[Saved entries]
--- --- ---
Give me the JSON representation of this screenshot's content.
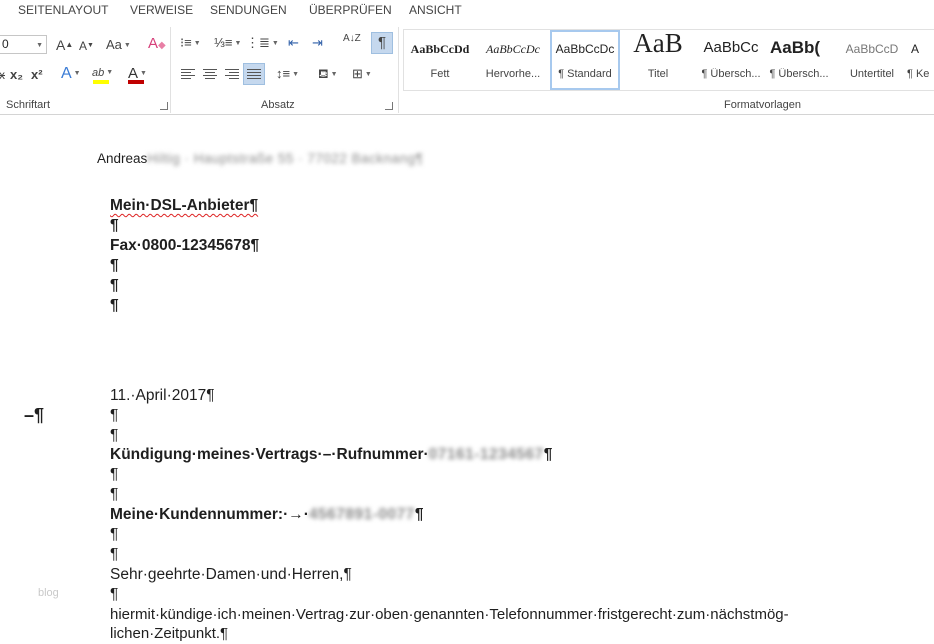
{
  "tabs": [
    "SEITENLAYOUT",
    "VERWEISE",
    "SENDUNGEN",
    "ÜBERPRÜFEN",
    "ANSICHT"
  ],
  "ribbon": {
    "font_group_label": "Schriftart",
    "paragraph_group_label": "Absatz",
    "styles_group_label": "Formatvorlagen",
    "font_size_value": "0",
    "case_button": "Aa",
    "grow_font": "A",
    "shrink_font": "A",
    "subscript": "x₂",
    "superscript": "x²",
    "text_effects": "A",
    "highlight": "ab",
    "font_color": "A",
    "sort_icon": "A↓Z",
    "pilcrow": "¶",
    "highlight_color": "#ffff00",
    "font_color_bar": "#c00000",
    "styles": [
      {
        "sample": "AaBbCcDd",
        "name": "Fett"
      },
      {
        "sample": "AaBbCcDc",
        "name": "Hervorhe..."
      },
      {
        "sample": "AaBbCcDc",
        "name": "¶ Standard"
      },
      {
        "sample": "AaB",
        "name": "Titel"
      },
      {
        "sample": "AaBbCc",
        "name": "¶ Übersch..."
      },
      {
        "sample": "AaBb(",
        "name": "¶ Übersch..."
      },
      {
        "sample": "AaBbCcD",
        "name": "Untertitel"
      },
      {
        "sample": "A",
        "name": "¶ Ke"
      }
    ]
  },
  "ruler_mark": "ıı",
  "document": {
    "sender_name": "Andreas",
    "sender_rest": "Hiltig · Hauptstraße 55 · 77022 Backnang¶",
    "recipient_name": "Mein·DSL-Anbieter¶",
    "fax": "Fax·0800-12345678¶",
    "pilcrow": "¶",
    "margin_mark": "–¶",
    "date": "11.·April·2017¶",
    "subject": "Kündigung·meines·Vertrags·–·Rufnummer·",
    "subject_number": "07161-1234567",
    "subject_end": "¶",
    "customer_label": "Meine·Kundennummer:·→·",
    "customer_number": "4567891-0077",
    "customer_end": "¶",
    "salutation": "Sehr·geehrte·Damen·und·Herren,¶",
    "body_line1": "hiermit·kündige·ich·meinen·Vertrag·zur·oben·genannten·Telefonnummer·fristgerecht·zum·nächstmög-",
    "body_line2": "lichen·Zeitpunkt.¶",
    "watermark": "blog"
  }
}
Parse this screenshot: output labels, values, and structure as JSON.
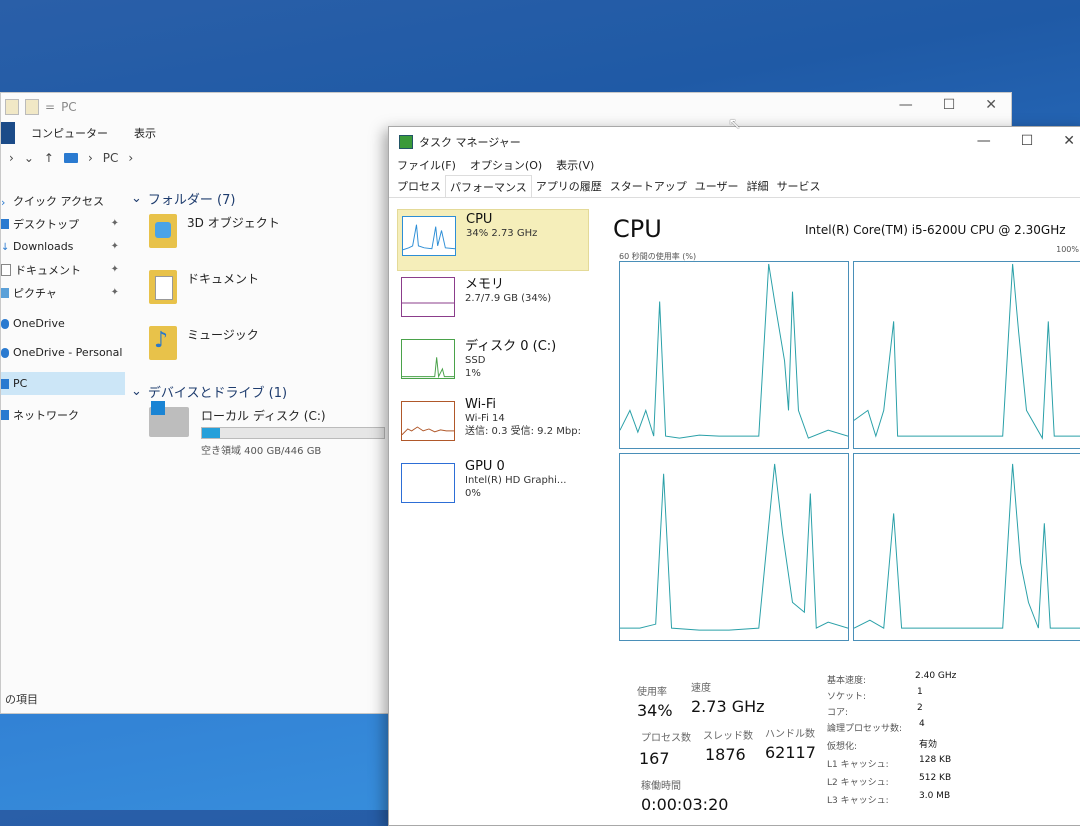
{
  "explorer": {
    "title": "PC",
    "ribbon_tabs": [
      "コンピューター",
      "表示"
    ],
    "address": "PC",
    "nav": [
      {
        "label": "クイック アクセス",
        "pinned": false,
        "selected": false
      },
      {
        "label": "デスクトップ",
        "pinned": true,
        "selected": false
      },
      {
        "label": "Downloads",
        "pinned": true,
        "selected": false
      },
      {
        "label": "ドキュメント",
        "pinned": true,
        "selected": false
      },
      {
        "label": "ピクチャ",
        "pinned": true,
        "selected": false
      },
      {
        "label": "OneDrive",
        "pinned": false,
        "selected": false
      },
      {
        "label": "OneDrive - Personal",
        "pinned": false,
        "selected": false
      },
      {
        "label": "PC",
        "pinned": false,
        "selected": true
      },
      {
        "label": "ネットワーク",
        "pinned": false,
        "selected": false
      }
    ],
    "folders_header": "フォルダー (7)",
    "folders": [
      "3D オブジェクト",
      "ドキュメント",
      "ミュージック"
    ],
    "devices_header": "デバイスとドライブ (1)",
    "drive": {
      "name": "ローカル ディスク (C:)",
      "space": "空き領域 400 GB/446 GB",
      "used_fraction": 0.1
    },
    "status": "の項目"
  },
  "taskmgr": {
    "title": "タスク マネージャー",
    "menu": [
      "ファイル(F)",
      "オプション(O)",
      "表示(V)"
    ],
    "tabs": [
      "プロセス",
      "パフォーマンス",
      "アプリの履歴",
      "スタートアップ",
      "ユーザー",
      "詳細",
      "サービス"
    ],
    "active_tab": "パフォーマンス",
    "resources": [
      {
        "name": "CPU",
        "lines": [
          "34% 2.73 GHz"
        ],
        "icon": "cpu-graph-icon"
      },
      {
        "name": "メモリ",
        "lines": [
          "2.7/7.9 GB (34%)"
        ],
        "icon": "memory-graph-icon"
      },
      {
        "name": "ディスク 0 (C:)",
        "lines": [
          "SSD",
          "1%"
        ],
        "icon": "disk-graph-icon"
      },
      {
        "name": "Wi-Fi",
        "lines": [
          "Wi-Fi 14",
          "送信: 0.3  受信: 9.2 Mbp:"
        ],
        "icon": "wifi-graph-icon"
      },
      {
        "name": "GPU 0",
        "lines": [
          "Intel(R) HD Graphi...",
          "0%"
        ],
        "icon": "gpu-graph-icon"
      }
    ],
    "cpu": {
      "heading": "CPU",
      "model": "Intel(R) Core(TM) i5-6200U CPU @ 2.30GHz",
      "graph_label": "60 秒間の使用率 (%)",
      "graph_max": "100%",
      "usage_label": "使用率",
      "usage": "34%",
      "speed_label": "速度",
      "speed": "2.73 GHz",
      "processes_label": "プロセス数",
      "processes": "167",
      "threads_label": "スレッド数",
      "threads": "1876",
      "handles_label": "ハンドル数",
      "handles": "62117",
      "uptime_label": "稼働時間",
      "uptime": "0:00:03:20",
      "specs": [
        {
          "k": "基本速度:",
          "v": "2.40 GHz"
        },
        {
          "k": "ソケット:",
          "v": "1"
        },
        {
          "k": "コア:",
          "v": "2"
        },
        {
          "k": "論理プロセッサ数:",
          "v": "4"
        },
        {
          "k": "仮想化:",
          "v": "有効"
        },
        {
          "k": "L1 キャッシュ:",
          "v": "128 KB"
        },
        {
          "k": "L2 キャッシュ:",
          "v": "512 KB"
        },
        {
          "k": "L3 キャッシュ:",
          "v": "3.0 MB"
        }
      ]
    }
  },
  "colors": {
    "cpu_line": "#2d8ed6",
    "selection": "#f5eeba",
    "nav_selected": "#cce6f7"
  }
}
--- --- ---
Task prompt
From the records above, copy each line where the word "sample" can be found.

Exercise solution
        "sample": "AaBbCcDd",
        "sample": "AaBbCcDc",
        "sample": "AaBbCcDc",
        "sample": "AaB",
        "sample": "AaBbCc",
        "sample": "AaBb(",
        "sample": "AaBbCcD",
        "sample": "A",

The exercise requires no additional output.